==== INPUT DATA ====

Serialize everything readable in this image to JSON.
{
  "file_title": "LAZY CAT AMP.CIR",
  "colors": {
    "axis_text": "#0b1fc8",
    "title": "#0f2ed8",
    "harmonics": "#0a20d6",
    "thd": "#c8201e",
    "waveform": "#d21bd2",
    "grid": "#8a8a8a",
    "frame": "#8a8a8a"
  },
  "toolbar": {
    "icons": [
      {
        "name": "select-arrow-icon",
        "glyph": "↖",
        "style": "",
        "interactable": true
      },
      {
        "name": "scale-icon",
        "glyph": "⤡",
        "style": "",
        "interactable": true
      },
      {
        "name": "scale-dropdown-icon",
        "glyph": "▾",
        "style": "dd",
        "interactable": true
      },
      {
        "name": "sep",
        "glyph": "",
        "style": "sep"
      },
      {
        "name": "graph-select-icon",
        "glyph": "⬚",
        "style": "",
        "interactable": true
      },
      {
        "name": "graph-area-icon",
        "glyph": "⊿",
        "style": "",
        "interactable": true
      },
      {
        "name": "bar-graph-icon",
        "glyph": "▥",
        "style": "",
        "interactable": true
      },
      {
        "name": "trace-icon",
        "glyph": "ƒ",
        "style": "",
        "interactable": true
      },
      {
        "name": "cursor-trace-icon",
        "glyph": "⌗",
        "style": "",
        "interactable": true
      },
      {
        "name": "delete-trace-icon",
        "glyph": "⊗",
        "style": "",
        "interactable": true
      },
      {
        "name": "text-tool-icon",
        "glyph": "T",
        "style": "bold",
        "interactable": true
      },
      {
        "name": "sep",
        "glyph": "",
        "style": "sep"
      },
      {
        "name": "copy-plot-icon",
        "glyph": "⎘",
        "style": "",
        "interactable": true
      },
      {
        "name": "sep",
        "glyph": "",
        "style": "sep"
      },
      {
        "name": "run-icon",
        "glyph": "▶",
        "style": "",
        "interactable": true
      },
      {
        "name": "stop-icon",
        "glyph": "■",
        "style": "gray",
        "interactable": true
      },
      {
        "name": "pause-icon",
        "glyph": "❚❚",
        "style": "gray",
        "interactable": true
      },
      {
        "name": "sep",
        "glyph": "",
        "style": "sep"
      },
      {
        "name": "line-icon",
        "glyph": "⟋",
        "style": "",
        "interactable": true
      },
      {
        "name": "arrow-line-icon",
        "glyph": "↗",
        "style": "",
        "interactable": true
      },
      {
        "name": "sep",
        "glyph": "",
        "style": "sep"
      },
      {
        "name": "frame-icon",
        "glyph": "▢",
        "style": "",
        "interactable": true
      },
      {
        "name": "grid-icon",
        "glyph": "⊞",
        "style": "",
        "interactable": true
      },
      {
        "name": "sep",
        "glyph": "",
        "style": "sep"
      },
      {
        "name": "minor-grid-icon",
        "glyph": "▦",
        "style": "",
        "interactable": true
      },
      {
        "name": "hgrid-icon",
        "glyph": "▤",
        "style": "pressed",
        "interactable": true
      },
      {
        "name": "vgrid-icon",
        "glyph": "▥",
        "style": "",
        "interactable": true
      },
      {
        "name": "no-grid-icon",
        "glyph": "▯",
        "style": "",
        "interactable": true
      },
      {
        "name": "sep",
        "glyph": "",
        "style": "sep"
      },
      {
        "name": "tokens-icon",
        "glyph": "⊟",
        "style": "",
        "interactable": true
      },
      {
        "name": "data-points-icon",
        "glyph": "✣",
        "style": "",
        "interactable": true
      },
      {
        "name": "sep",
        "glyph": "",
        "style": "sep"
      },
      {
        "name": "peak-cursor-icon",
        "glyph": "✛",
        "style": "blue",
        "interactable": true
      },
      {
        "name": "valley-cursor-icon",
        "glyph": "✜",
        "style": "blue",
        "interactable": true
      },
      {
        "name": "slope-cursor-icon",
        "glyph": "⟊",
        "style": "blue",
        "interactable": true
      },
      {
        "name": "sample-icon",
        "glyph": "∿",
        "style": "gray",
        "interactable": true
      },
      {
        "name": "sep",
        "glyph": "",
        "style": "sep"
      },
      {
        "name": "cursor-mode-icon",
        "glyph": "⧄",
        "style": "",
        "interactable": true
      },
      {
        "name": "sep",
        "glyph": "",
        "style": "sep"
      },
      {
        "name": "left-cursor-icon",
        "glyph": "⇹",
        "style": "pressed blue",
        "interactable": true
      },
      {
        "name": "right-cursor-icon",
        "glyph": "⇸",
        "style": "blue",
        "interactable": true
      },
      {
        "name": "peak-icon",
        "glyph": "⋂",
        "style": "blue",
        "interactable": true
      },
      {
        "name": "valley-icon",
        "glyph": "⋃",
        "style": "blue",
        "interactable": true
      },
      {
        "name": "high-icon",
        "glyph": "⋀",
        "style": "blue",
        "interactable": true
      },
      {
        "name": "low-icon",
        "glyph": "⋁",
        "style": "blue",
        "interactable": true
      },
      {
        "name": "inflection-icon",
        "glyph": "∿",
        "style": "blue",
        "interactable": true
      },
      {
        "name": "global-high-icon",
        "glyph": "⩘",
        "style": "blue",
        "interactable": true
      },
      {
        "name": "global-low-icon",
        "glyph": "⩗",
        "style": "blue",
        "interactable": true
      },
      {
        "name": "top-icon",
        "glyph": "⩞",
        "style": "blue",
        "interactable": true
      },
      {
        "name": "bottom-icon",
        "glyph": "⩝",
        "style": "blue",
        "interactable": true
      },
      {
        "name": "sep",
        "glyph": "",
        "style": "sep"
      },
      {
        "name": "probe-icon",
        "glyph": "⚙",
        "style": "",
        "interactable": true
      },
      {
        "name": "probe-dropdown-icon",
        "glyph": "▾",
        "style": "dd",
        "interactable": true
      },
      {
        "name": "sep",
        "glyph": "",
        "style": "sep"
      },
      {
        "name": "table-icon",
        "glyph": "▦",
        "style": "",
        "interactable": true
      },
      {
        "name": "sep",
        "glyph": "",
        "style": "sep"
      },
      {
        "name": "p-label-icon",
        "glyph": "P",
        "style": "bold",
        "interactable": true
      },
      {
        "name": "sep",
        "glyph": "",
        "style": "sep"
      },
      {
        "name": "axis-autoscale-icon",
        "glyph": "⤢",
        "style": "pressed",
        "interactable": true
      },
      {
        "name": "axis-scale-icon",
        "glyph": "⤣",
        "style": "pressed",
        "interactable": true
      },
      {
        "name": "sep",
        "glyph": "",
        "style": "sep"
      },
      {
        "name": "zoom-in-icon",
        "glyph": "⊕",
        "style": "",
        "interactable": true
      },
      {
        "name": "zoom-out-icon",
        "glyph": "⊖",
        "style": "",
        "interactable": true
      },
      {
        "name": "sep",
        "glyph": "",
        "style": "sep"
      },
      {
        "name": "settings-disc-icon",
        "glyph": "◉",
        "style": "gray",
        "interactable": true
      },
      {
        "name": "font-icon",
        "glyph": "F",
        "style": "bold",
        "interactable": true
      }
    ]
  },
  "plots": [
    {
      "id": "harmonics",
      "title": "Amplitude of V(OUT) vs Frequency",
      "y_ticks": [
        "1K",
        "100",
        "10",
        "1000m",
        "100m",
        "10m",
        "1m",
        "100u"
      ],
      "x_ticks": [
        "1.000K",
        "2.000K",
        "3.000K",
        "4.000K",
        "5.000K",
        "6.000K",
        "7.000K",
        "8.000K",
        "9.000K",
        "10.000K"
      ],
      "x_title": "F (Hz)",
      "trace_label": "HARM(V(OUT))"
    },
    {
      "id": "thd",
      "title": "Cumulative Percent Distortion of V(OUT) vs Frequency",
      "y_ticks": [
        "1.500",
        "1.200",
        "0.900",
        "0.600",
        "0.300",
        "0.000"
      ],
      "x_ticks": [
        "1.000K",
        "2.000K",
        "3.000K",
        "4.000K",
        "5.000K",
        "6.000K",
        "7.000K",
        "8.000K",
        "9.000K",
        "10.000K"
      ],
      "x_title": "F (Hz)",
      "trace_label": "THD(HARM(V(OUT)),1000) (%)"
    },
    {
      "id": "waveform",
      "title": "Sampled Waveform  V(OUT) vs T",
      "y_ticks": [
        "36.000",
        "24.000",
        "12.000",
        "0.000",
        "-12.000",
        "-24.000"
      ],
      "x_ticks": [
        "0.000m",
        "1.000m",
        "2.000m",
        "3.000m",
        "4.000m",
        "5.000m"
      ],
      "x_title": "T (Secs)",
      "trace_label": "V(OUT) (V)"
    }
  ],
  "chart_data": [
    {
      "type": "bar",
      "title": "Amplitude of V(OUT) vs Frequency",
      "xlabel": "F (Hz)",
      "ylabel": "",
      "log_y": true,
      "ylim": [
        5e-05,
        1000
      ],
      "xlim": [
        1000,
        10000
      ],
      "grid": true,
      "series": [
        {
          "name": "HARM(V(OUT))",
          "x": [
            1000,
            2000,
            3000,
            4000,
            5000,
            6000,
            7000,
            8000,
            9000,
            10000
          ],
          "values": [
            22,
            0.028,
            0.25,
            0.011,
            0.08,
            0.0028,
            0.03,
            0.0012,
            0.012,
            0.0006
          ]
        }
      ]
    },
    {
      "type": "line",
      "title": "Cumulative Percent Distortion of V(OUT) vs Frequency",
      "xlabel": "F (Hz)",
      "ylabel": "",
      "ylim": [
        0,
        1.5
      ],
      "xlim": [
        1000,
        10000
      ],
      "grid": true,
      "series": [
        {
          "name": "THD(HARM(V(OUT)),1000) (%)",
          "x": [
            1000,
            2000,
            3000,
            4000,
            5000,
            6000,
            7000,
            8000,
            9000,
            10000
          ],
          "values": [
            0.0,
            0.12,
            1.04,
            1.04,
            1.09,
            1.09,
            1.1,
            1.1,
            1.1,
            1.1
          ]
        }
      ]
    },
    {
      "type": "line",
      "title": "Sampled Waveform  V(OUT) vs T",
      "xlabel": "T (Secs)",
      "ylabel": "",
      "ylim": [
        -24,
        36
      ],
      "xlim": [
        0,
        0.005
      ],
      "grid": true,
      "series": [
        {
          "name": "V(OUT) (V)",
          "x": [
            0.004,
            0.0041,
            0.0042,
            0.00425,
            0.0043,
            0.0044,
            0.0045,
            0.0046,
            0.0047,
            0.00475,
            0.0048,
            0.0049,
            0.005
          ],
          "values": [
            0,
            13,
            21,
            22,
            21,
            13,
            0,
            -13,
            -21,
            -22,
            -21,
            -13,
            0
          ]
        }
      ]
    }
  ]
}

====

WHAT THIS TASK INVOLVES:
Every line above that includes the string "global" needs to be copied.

TASK RESPONSE:
        "name": "global-high-icon",
        "name": "global-low-icon",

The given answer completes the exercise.